§ PROBLEM:
Although the entries contain pictures, your copy should hold only their exact text.
··········
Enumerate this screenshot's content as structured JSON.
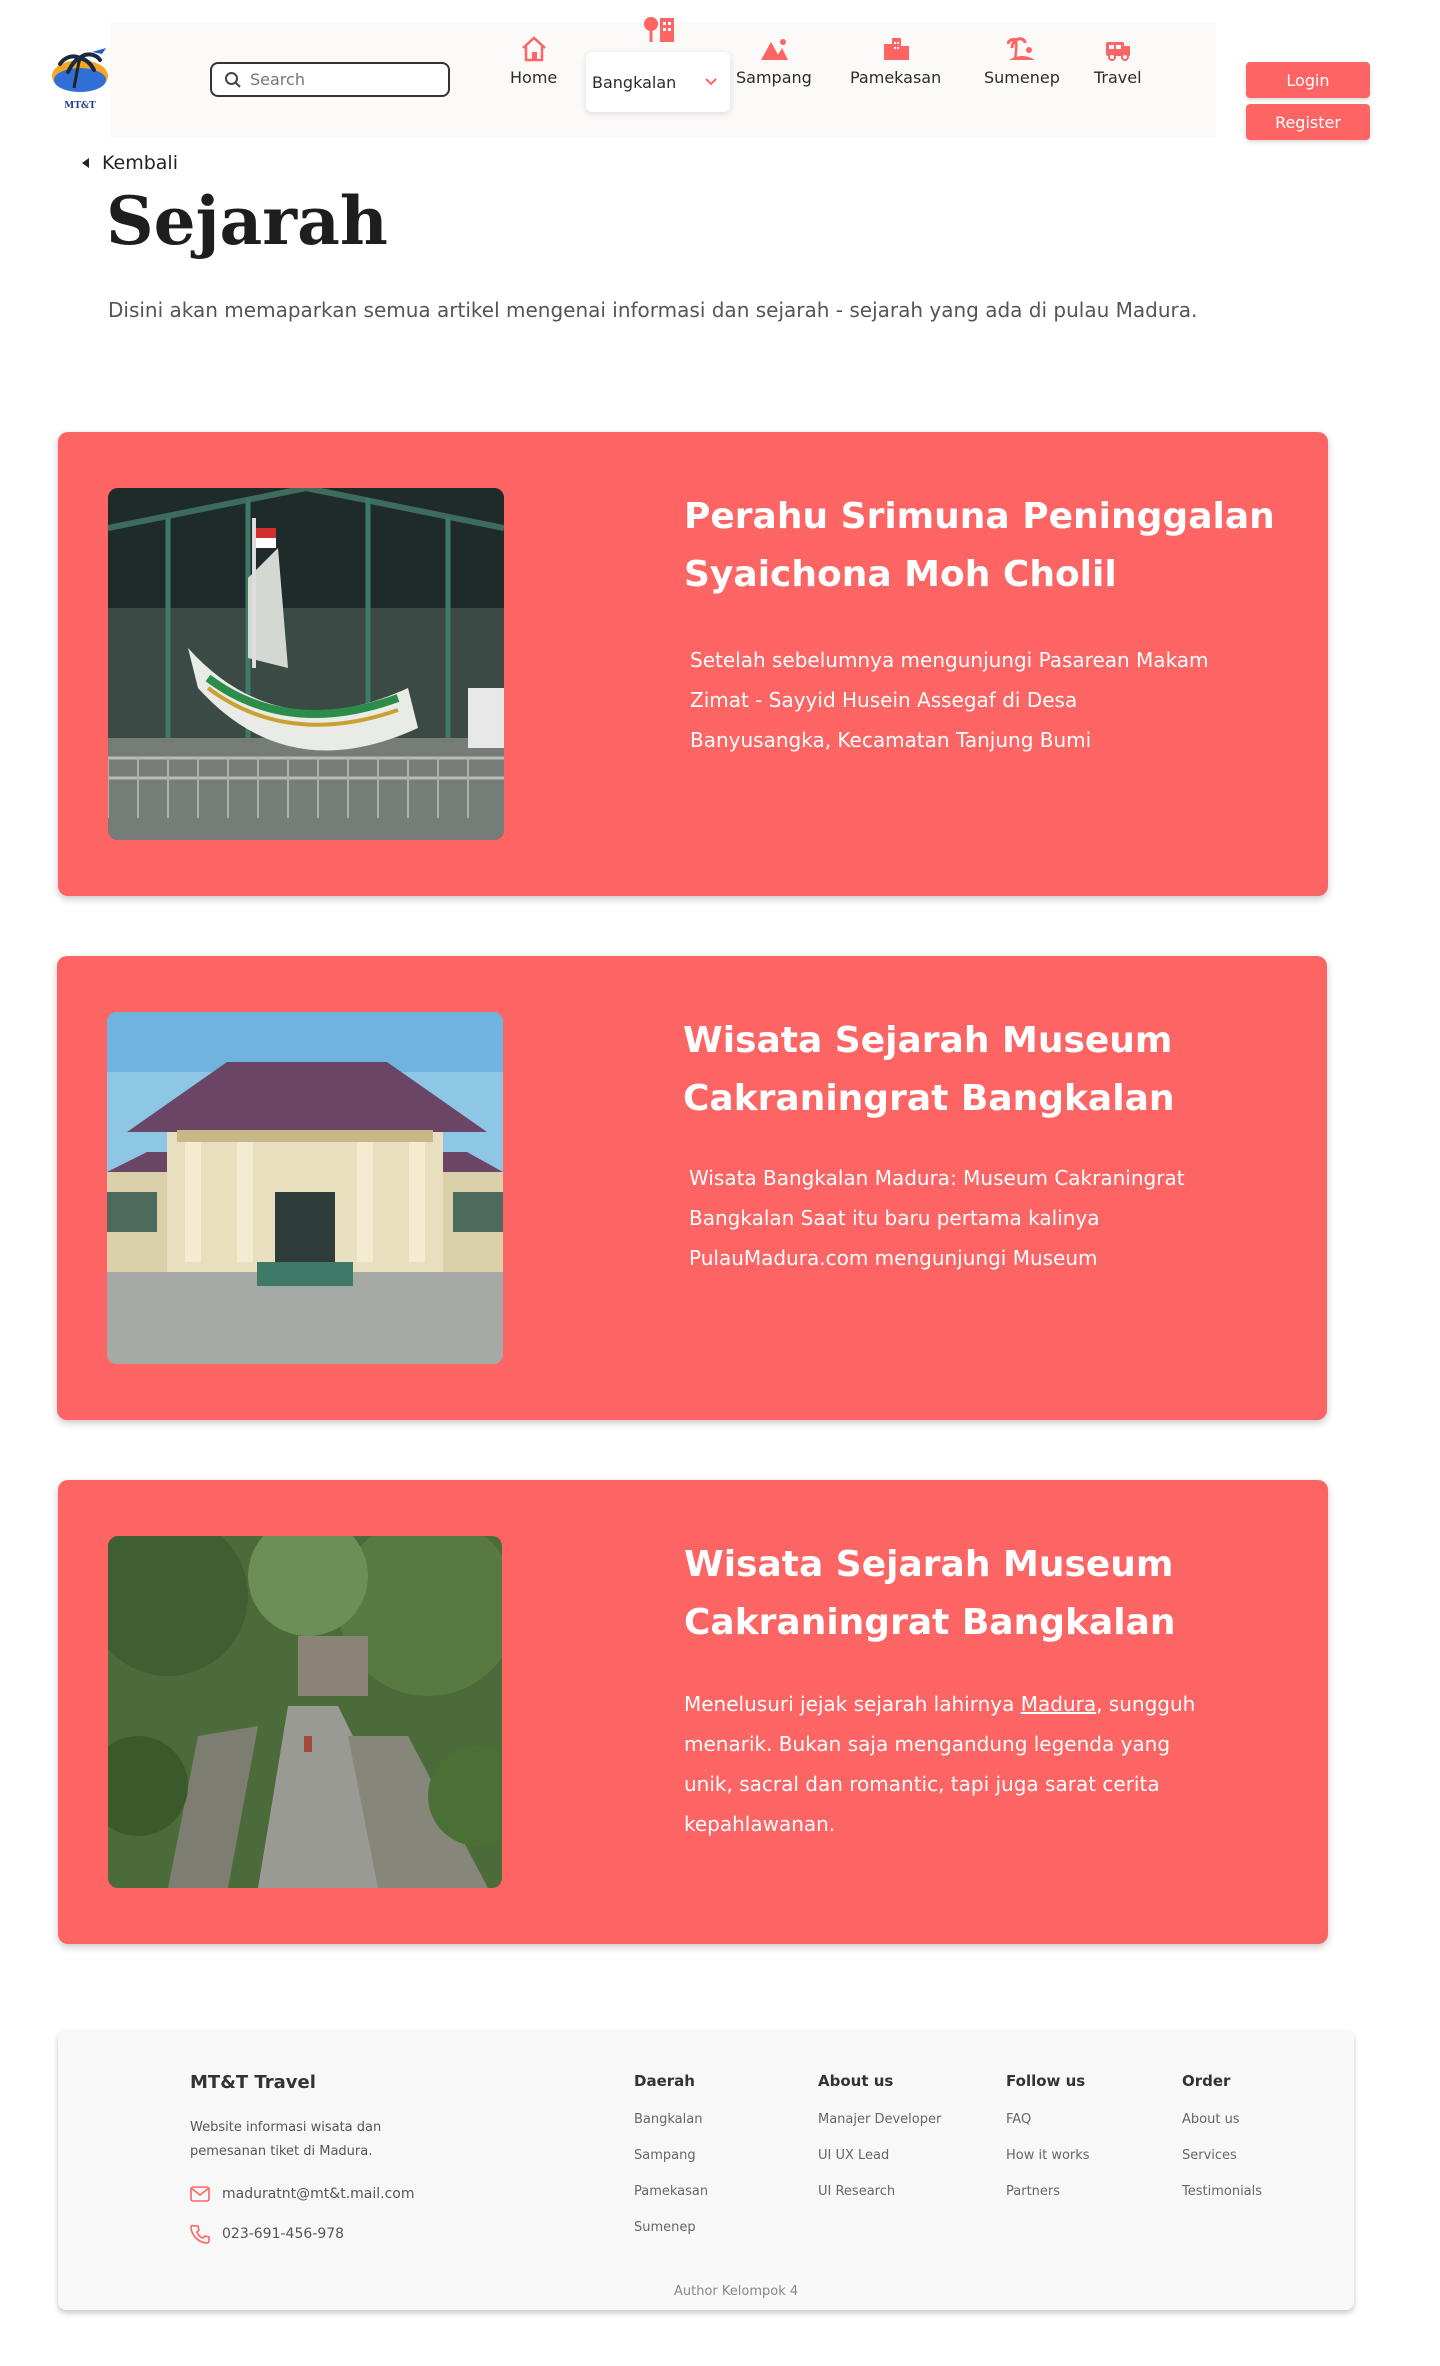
{
  "brand": {
    "logo_text": "MT&T",
    "colors": {
      "accent": "#fd6464",
      "nav_bg": "#fbfaf9",
      "text": "#2b2b2b"
    }
  },
  "header": {
    "search_placeholder": "Search",
    "nav": [
      {
        "label": "Home",
        "icon": "home-icon"
      },
      {
        "label": "Bangkalan",
        "icon": "tree-building-icon"
      },
      {
        "label": "Sampang",
        "icon": "mountain-icon"
      },
      {
        "label": "Pamekasan",
        "icon": "city-icon"
      },
      {
        "label": "Sumenep",
        "icon": "beach-icon"
      },
      {
        "label": "Travel",
        "icon": "bus-icon"
      }
    ],
    "login_label": "Login",
    "register_label": "Register"
  },
  "main": {
    "back_label": "Kembali",
    "title": "Sejarah",
    "description": "Disini akan memaparkan semua artikel mengenai informasi dan sejarah - sejarah yang ada di pulau Madura.",
    "articles": [
      {
        "title": "Perahu Srimuna Peninggalan Syaichona Moh Cholil",
        "text": "Setelah sebelumnya mengunjungi Pasarean Makam Zimat - Sayyid Husein Assegaf di Desa Banyusangka, Kecamatan Tanjung Bumi"
      },
      {
        "title": "Wisata Sejarah Museum Cakraningrat Bangkalan",
        "text": "Wisata Bangkalan Madura: Museum Cakraningrat Bangkalan Saat itu baru pertama kalinya PulauMadura.com mengunjungi Museum"
      },
      {
        "title": "Wisata Sejarah Museum Cakraningrat Bangkalan",
        "text_before": "Menelusuri jejak sejarah lahirnya ",
        "link": "Madura",
        "text_after": ", sungguh menarik. Bukan saja mengandung legenda yang unik, sacral dan romantic, tapi juga sarat cerita kepahlawanan."
      }
    ]
  },
  "footer": {
    "brand": "MT&T Travel",
    "tagline": "Website informasi wisata dan pemesanan tiket di Madura.",
    "email": "maduratnt@mt&t.mail.com",
    "phone": "023-691-456-978",
    "columns": [
      {
        "title": "Daerah",
        "links": [
          "Bangkalan",
          "Sampang",
          "Pamekasan",
          "Sumenep"
        ]
      },
      {
        "title": "About us",
        "links": [
          "Manajer Developer",
          "UI UX Lead",
          "UI Research"
        ]
      },
      {
        "title": "Follow us",
        "links": [
          "FAQ",
          "How it works",
          "Partners"
        ]
      },
      {
        "title": "Order",
        "links": [
          "About us",
          "Services",
          "Testimonials"
        ]
      }
    ],
    "author": "Author Kelompok 4"
  }
}
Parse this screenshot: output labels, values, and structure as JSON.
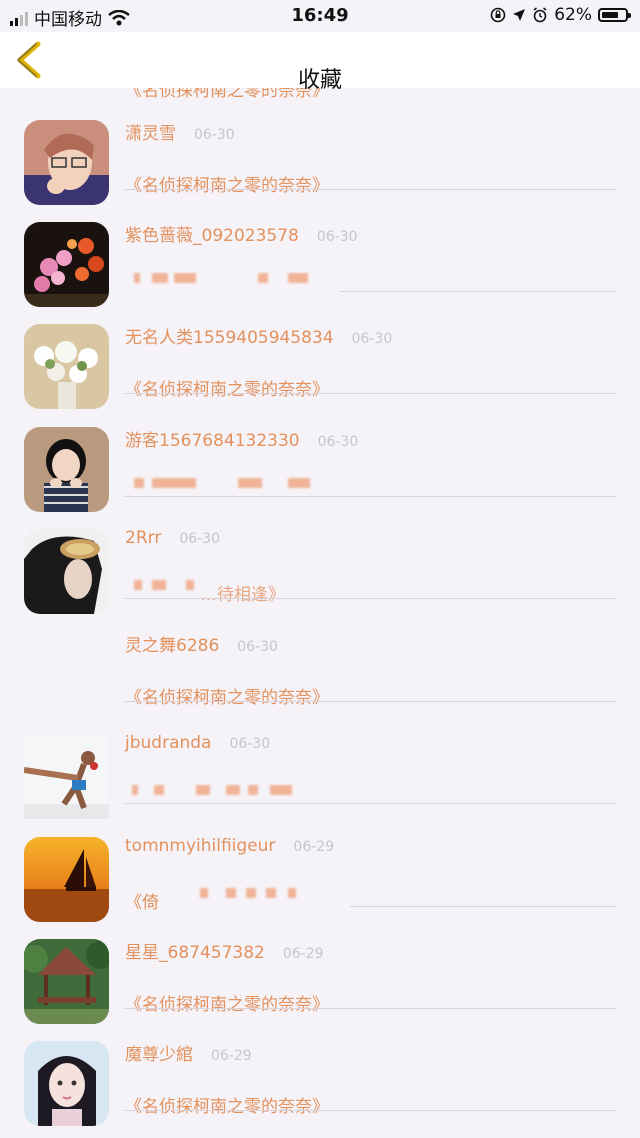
{
  "status_bar": {
    "carrier": "中国移动",
    "time": "16:49",
    "battery": "62%",
    "battery_level": 0.62
  },
  "nav": {
    "title": "收藏",
    "back_icon": "chevron-left-icon"
  },
  "colors": {
    "accent": "#e3915d",
    "date": "#c8c3cc",
    "divider": "#d8d3dc",
    "background": "#f5f3f8"
  },
  "top_partial_title": "《名侦探柯南之零的奈奈》",
  "items": [
    {
      "name": "潇灵雪",
      "date": "06-30",
      "title": "《名侦探柯南之零的奈奈》",
      "avatar": "anime-man-glasses"
    },
    {
      "name": "紫色蔷薇_092023578",
      "date": "06-30",
      "title": "",
      "avatar": "pink-orchid-flowers"
    },
    {
      "name": "无名人类1559405945834",
      "date": "06-30",
      "title": "《名侦探柯南之零的奈奈》",
      "avatar": "white-flower-bouquet"
    },
    {
      "name": "游客1567684132330",
      "date": "06-30",
      "title": "",
      "avatar": "girl-photo"
    },
    {
      "name": "2Rrr",
      "date": "06-30",
      "title": "…待相逢》",
      "avatar": "person-with-goggles"
    },
    {
      "name": "灵之舞6286",
      "date": "06-30",
      "title": "《名侦探柯南之零的奈奈》",
      "avatar": ""
    },
    {
      "name": "jbudranda",
      "date": "06-30",
      "title": "",
      "avatar": "kickboxer"
    },
    {
      "name": "tomnmyihilfiigeur",
      "date": "06-29",
      "title": "《倚",
      "avatar": "sailboat-sunset"
    },
    {
      "name": "星星_687457382",
      "date": "06-29",
      "title": "《名侦探柯南之零的奈奈》",
      "avatar": "garden-pavilion"
    },
    {
      "name": "魔尊少綰",
      "date": "06-29",
      "title": "《名侦探柯南之零的奈奈》",
      "avatar": "anime-girl-portrait"
    }
  ]
}
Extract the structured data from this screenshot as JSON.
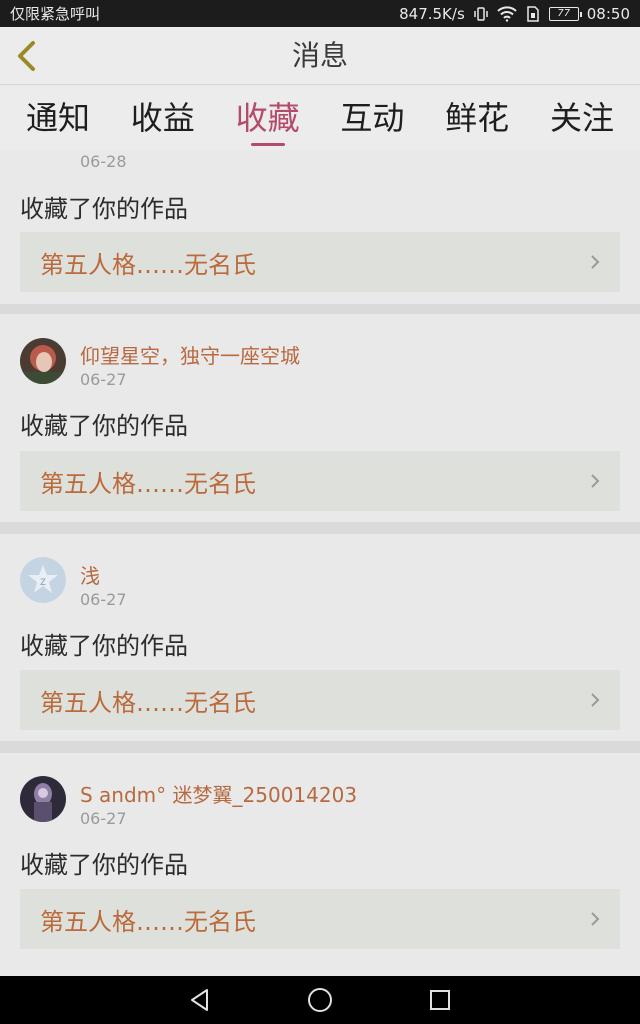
{
  "status_bar": {
    "carrier_text": "仅限紧急呼叫",
    "net_speed": "847.5K/s",
    "battery": "77",
    "time": "08:50"
  },
  "header": {
    "title": "消息"
  },
  "tabs": [
    {
      "label": "通知"
    },
    {
      "label": "收益"
    },
    {
      "label": "收藏"
    },
    {
      "label": "互动"
    },
    {
      "label": "鲜花"
    },
    {
      "label": "关注"
    }
  ],
  "notifications": [
    {
      "user": "",
      "date": "06-28",
      "action": "收藏了你的作品",
      "work": "第五人格……无名氏"
    },
    {
      "user": "仰望星空，独守一座空城",
      "date": "06-27",
      "action": "收藏了你的作品",
      "work": "第五人格……无名氏"
    },
    {
      "user": "浅",
      "date": "06-27",
      "action": "收藏了你的作品",
      "work": "第五人格……无名氏"
    },
    {
      "user": "S andm° 迷梦翼_250014203",
      "date": "06-27",
      "action": "收藏了你的作品",
      "work": "第五人格……无名氏"
    }
  ],
  "colors": {
    "accent": "#b44b6a",
    "name": "#b8693f"
  }
}
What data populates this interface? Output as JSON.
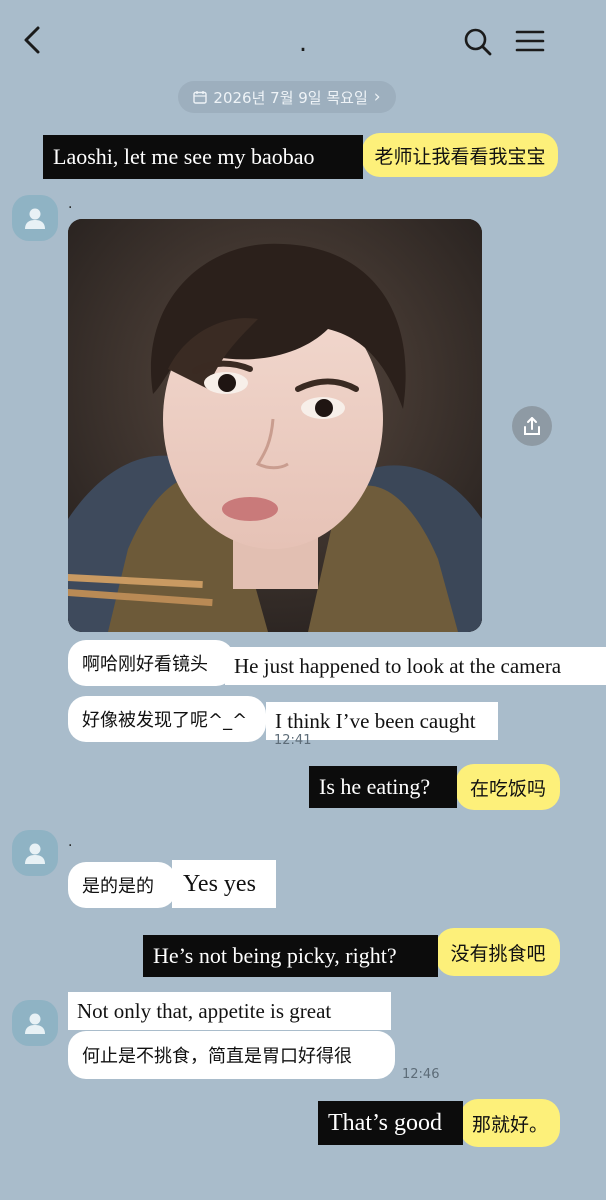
{
  "header": {
    "back_icon": "back-chevron-icon",
    "title": ".",
    "search_icon": "search-icon",
    "menu_icon": "menu-icon"
  },
  "date_pill": {
    "label": "2026년 7월 9일 목요일",
    "chevron": "›"
  },
  "messages": {
    "m1": {
      "subtitle": "Laoshi, let me see my baobao",
      "text": "老师让我看看我宝宝"
    },
    "sender1": {
      "name": "."
    },
    "m2": {
      "text": "啊哈刚好看镜头",
      "subtitle": "He just happened to look at the camera"
    },
    "m3": {
      "text": "好像被发现了呢^_^",
      "subtitle": "I think I’ve been caught",
      "time": "12:41"
    },
    "m4": {
      "subtitle": "Is he eating?",
      "text": "在吃饭吗"
    },
    "sender2": {
      "name": "."
    },
    "m5": {
      "text": "是的是的",
      "subtitle": "Yes yes"
    },
    "m6": {
      "subtitle": "He’s not being picky, right?",
      "text": "没有挑食吧"
    },
    "m7": {
      "subtitle": "Not only that, appetite is great",
      "text": "何止是不挑食，简直是胃口好得很",
      "time": "12:46"
    },
    "m8": {
      "subtitle": "That’s good",
      "text": "那就好。"
    }
  },
  "colors": {
    "background": "#a9bccb",
    "my_bubble": "#fdf07a",
    "their_bubble": "#ffffff",
    "avatar": "#8fb3c4"
  }
}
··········
§ TASK SOLUTION:
Enumerate this screenshot's content as structured JSON.
{
  "brand": {
    "logo_text": "MT&T",
    "colors": {
      "accent": "#fd6464",
      "nav_bg": "#fbfaf9",
      "text": "#2b2b2b"
    }
  },
  "header": {
    "search_placeholder": "Search",
    "nav": [
      {
        "label": "Home",
        "icon": "home-icon"
      },
      {
        "label": "Bangkalan",
        "icon": "tree-building-icon"
      },
      {
        "label": "Sampang",
        "icon": "mountain-icon"
      },
      {
        "label": "Pamekasan",
        "icon": "city-icon"
      },
      {
        "label": "Sumenep",
        "icon": "beach-icon"
      },
      {
        "label": "Travel",
        "icon": "bus-icon"
      }
    ],
    "login_label": "Login",
    "register_label": "Register"
  },
  "main": {
    "back_label": "Kembali",
    "title": "Sejarah",
    "description": "Disini akan memaparkan semua artikel mengenai informasi dan sejarah - sejarah yang ada di pulau Madura.",
    "articles": [
      {
        "title": "Perahu Srimuna Peninggalan Syaichona Moh Cholil",
        "text": "Setelah sebelumnya mengunjungi Pasarean Makam Zimat - Sayyid Husein Assegaf di Desa Banyusangka, Kecamatan Tanjung Bumi"
      },
      {
        "title": "Wisata Sejarah Museum Cakraningrat Bangkalan",
        "text": "Wisata Bangkalan Madura: Museum Cakraningrat Bangkalan Saat itu baru pertama kalinya PulauMadura.com mengunjungi Museum"
      },
      {
        "title": "Wisata Sejarah Museum Cakraningrat Bangkalan",
        "text_before": "Menelusuri jejak sejarah lahirnya ",
        "link": "Madura",
        "text_after": ", sungguh menarik. Bukan saja mengandung legenda yang unik, sacral dan romantic, tapi juga sarat cerita kepahlawanan."
      }
    ]
  },
  "footer": {
    "brand": "MT&T Travel",
    "tagline": "Website informasi wisata dan pemesanan tiket di Madura.",
    "email": "maduratnt@mt&t.mail.com",
    "phone": "023-691-456-978",
    "columns": [
      {
        "title": "Daerah",
        "links": [
          "Bangkalan",
          "Sampang",
          "Pamekasan",
          "Sumenep"
        ]
      },
      {
        "title": "About us",
        "links": [
          "Manajer Developer",
          "UI UX Lead",
          "UI Research"
        ]
      },
      {
        "title": "Follow us",
        "links": [
          "FAQ",
          "How it works",
          "Partners"
        ]
      },
      {
        "title": "Order",
        "links": [
          "About us",
          "Services",
          "Testimonials"
        ]
      }
    ],
    "author": "Author Kelompok 4"
  }
}
Parse this screenshot: output labels, values, and structure as JSON.
{
  "status_bar": {
    "carrier": "中国移动",
    "time": "16:49",
    "battery": "62%",
    "battery_level": 0.62
  },
  "nav": {
    "title": "收藏",
    "back_icon": "chevron-left-icon"
  },
  "colors": {
    "accent": "#e3915d",
    "date": "#c8c3cc",
    "divider": "#d8d3dc",
    "background": "#f5f3f8"
  },
  "top_partial_title": "《名侦探柯南之零的奈奈》",
  "items": [
    {
      "name": "潇灵雪",
      "date": "06-30",
      "title": "《名侦探柯南之零的奈奈》",
      "avatar": "anime-man-glasses"
    },
    {
      "name": "紫色蔷薇_092023578",
      "date": "06-30",
      "title": "",
      "avatar": "pink-orchid-flowers"
    },
    {
      "name": "无名人类1559405945834",
      "date": "06-30",
      "title": "《名侦探柯南之零的奈奈》",
      "avatar": "white-flower-bouquet"
    },
    {
      "name": "游客1567684132330",
      "date": "06-30",
      "title": "",
      "avatar": "girl-photo"
    },
    {
      "name": "2Rrr",
      "date": "06-30",
      "title": "…待相逢》",
      "avatar": "person-with-goggles"
    },
    {
      "name": "灵之舞6286",
      "date": "06-30",
      "title": "《名侦探柯南之零的奈奈》",
      "avatar": ""
    },
    {
      "name": "jbudranda",
      "date": "06-30",
      "title": "",
      "avatar": "kickboxer"
    },
    {
      "name": "tomnmyihilfiigeur",
      "date": "06-29",
      "title": "《倚",
      "avatar": "sailboat-sunset"
    },
    {
      "name": "星星_687457382",
      "date": "06-29",
      "title": "《名侦探柯南之零的奈奈》",
      "avatar": "garden-pavilion"
    },
    {
      "name": "魔尊少綰",
      "date": "06-29",
      "title": "《名侦探柯南之零的奈奈》",
      "avatar": "anime-girl-portrait"
    }
  ]
}
Extract the structured data from this screenshot as JSON.
{
  "status_bar": {
    "carrier_text": "仅限紧急呼叫",
    "net_speed": "847.5K/s",
    "battery": "77",
    "time": "08:50"
  },
  "header": {
    "title": "消息"
  },
  "tabs": [
    {
      "label": "通知"
    },
    {
      "label": "收益"
    },
    {
      "label": "收藏"
    },
    {
      "label": "互动"
    },
    {
      "label": "鲜花"
    },
    {
      "label": "关注"
    }
  ],
  "notifications": [
    {
      "user": "",
      "date": "06-28",
      "action": "收藏了你的作品",
      "work": "第五人格……无名氏"
    },
    {
      "user": "仰望星空，独守一座空城",
      "date": "06-27",
      "action": "收藏了你的作品",
      "work": "第五人格……无名氏"
    },
    {
      "user": "浅",
      "date": "06-27",
      "action": "收藏了你的作品",
      "work": "第五人格……无名氏"
    },
    {
      "user": "S andm° 迷梦翼_250014203",
      "date": "06-27",
      "action": "收藏了你的作品",
      "work": "第五人格……无名氏"
    }
  ],
  "colors": {
    "accent": "#b44b6a",
    "name": "#b8693f"
  }
}
What data populates this interface? Output as JSON.
{
  "header": {
    "back_icon": "back-chevron-icon",
    "title": ".",
    "search_icon": "search-icon",
    "menu_icon": "menu-icon"
  },
  "date_pill": {
    "label": "2026년 7월 9일 목요일",
    "chevron": "›"
  },
  "messages": {
    "m1": {
      "subtitle": "Laoshi, let me see my baobao",
      "text": "老师让我看看我宝宝"
    },
    "sender1": {
      "name": "."
    },
    "m2": {
      "text": "啊哈刚好看镜头",
      "subtitle": "He just happened to look at the camera"
    },
    "m3": {
      "text": "好像被发现了呢^_^",
      "subtitle": "I think I’ve been caught",
      "time": "12:41"
    },
    "m4": {
      "subtitle": "Is he eating?",
      "text": "在吃饭吗"
    },
    "sender2": {
      "name": "."
    },
    "m5": {
      "text": "是的是的",
      "subtitle": "Yes yes"
    },
    "m6": {
      "subtitle": "He’s not being picky, right?",
      "text": "没有挑食吧"
    },
    "m7": {
      "subtitle": "Not only that, appetite is great",
      "text": "何止是不挑食，简直是胃口好得很",
      "time": "12:46"
    },
    "m8": {
      "subtitle": "That’s good",
      "text": "那就好。"
    }
  },
  "colors": {
    "background": "#a9bccb",
    "my_bubble": "#fdf07a",
    "their_bubble": "#ffffff",
    "avatar": "#8fb3c4"
  }
}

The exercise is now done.